At the same time, they expect to receive input from an authoritative source; after all, the readers want to go beyond reading quick sports updates when accessing blogs. Therefore, bloggers would ideally position themselves as experts, while also acknowledging the readers’ advanced sports knowledge. The most successful blogs manage to navigate this smoothly.

1. Background information is either taken for granted or only provided through the use of synonyms or in subordinate clauses. The reader - a sports expert - is expected to have prior knowledge.

  • “Hailing from Alexandria, Innes Cameron could be Kilmarnock’s next answer up front.” The club or player identities do not have to be further explained.
  • “Following this Allan Campbell, was booked for a professional foul on the Czech captain, with little complaint from the Motherwell midfielder.” Allan Campbell’ position is used as a synonym for linguistic reasons. The use of a synonym allows readers to place him, without a direct (and potentially considered condescending) explanation of who Campbell is.

2. Bloggers establish authority through their evaluation of key moments/information (here put in bold).

  • “The second half began in a very ‘bitty’ manner, similar to the opening stages of the first half. The Czech left winger, Michal Hlavaty, recorded the first attempt on goal for either side in the half with a tame shot from range that Doohan caught with no real issues.
  • The goal deflated the Czech side, who were facing their first loss of the campaign square in the face and the feeling that their lead of the group was in real jeopardy, with Scotland having another game to play next week in San Marino.
  • Every attempt at a recovery, was met by a resolute Scotland defence which was building in confidence with every clearance, tackle and interception.

It becomes clear that the expectations around sports knowledge from readers and writers feeds into the previous discussion on high-quality content.

Blog readers consider themselves somewhat “above” quick newsflashes and are turning to sports blogs for an analysis of a sports event. In the posts, readers are positioned in exactly this way: knowledgeable of background information, interested in further analytical content.

What’s next for sports bloggers and readers?

Meeting reader expectations is tough. Therefore, it might not come as a surprise that the most successful sports bloggers in the UK are multitasking, delivering on SEO best practices and analytical content - written by experts for experts.

Aspiring sports bloggers should be aware of how deeply content expectations are rooted in genre conventions. (Not) following the latter can make or break a sports blog.
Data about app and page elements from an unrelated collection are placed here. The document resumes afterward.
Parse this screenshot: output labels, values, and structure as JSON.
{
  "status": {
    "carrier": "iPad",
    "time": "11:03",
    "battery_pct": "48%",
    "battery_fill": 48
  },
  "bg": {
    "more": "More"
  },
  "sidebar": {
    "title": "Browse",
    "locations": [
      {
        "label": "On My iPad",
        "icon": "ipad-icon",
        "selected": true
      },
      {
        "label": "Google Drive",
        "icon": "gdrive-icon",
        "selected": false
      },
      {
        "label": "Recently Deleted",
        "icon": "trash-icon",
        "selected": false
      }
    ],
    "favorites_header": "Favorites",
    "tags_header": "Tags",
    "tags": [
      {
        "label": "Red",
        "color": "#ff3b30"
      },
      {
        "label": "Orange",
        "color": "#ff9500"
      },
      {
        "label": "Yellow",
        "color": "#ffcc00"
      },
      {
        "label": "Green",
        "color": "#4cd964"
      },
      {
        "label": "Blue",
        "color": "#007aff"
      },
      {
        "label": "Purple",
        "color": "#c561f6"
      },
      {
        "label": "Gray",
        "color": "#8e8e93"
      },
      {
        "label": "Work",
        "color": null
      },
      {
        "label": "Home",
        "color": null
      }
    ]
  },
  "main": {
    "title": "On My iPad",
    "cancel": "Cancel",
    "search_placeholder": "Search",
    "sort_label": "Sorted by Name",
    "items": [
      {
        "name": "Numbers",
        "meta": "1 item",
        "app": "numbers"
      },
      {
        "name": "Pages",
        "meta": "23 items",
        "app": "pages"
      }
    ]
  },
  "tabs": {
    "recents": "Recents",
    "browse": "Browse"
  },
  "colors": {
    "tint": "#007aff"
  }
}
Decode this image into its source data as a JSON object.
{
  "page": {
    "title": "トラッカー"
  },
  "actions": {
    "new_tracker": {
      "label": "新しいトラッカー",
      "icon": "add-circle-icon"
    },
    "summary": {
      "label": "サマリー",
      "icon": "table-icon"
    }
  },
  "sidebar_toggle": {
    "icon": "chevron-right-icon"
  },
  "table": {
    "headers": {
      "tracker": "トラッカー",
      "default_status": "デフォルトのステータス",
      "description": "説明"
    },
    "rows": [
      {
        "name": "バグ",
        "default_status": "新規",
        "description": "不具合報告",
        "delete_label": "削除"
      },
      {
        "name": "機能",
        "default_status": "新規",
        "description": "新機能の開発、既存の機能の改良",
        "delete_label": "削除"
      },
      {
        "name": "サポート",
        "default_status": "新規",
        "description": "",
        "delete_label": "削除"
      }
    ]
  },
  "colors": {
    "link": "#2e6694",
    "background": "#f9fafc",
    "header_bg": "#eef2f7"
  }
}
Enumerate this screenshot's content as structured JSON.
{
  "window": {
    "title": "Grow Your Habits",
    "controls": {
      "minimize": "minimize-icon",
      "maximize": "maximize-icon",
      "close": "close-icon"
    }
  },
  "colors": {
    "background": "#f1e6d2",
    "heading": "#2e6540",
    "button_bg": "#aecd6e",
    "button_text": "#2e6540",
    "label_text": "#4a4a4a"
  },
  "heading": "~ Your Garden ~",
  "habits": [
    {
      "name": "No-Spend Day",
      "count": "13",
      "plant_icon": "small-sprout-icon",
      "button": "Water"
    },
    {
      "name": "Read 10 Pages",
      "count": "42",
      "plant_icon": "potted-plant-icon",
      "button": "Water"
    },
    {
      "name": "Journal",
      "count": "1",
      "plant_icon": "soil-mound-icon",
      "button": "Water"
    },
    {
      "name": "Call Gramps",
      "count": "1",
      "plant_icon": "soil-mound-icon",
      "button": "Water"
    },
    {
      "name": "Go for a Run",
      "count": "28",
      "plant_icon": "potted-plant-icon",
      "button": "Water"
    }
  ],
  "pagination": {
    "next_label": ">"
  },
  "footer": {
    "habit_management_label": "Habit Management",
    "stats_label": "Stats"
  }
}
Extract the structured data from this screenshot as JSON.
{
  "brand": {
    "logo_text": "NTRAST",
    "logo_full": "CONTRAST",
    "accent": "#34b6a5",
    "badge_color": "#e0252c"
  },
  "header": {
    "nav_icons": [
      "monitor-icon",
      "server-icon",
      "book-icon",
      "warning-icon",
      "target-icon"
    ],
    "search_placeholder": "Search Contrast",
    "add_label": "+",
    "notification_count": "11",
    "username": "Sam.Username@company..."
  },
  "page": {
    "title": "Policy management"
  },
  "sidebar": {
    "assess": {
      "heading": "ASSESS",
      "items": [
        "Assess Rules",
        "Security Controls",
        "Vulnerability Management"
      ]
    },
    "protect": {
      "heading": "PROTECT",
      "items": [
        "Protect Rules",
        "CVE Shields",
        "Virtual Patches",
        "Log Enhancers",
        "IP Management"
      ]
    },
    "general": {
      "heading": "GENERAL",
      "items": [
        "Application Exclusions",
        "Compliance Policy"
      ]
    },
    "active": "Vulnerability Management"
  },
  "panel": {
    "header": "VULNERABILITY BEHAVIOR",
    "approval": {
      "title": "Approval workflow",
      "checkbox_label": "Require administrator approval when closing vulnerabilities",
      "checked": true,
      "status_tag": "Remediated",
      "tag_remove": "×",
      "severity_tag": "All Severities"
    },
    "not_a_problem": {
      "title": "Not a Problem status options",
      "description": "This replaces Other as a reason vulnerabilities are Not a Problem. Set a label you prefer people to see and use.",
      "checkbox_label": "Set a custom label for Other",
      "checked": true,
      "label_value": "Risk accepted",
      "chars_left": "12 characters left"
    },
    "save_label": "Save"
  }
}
At ICS-digital, we produce sports content for thousands of sites across markets and languages. We consider it key to be aware of local differences in reader expectations and to engage a target audience effectively. If you are interested in working with us, please get in touch via the contact form.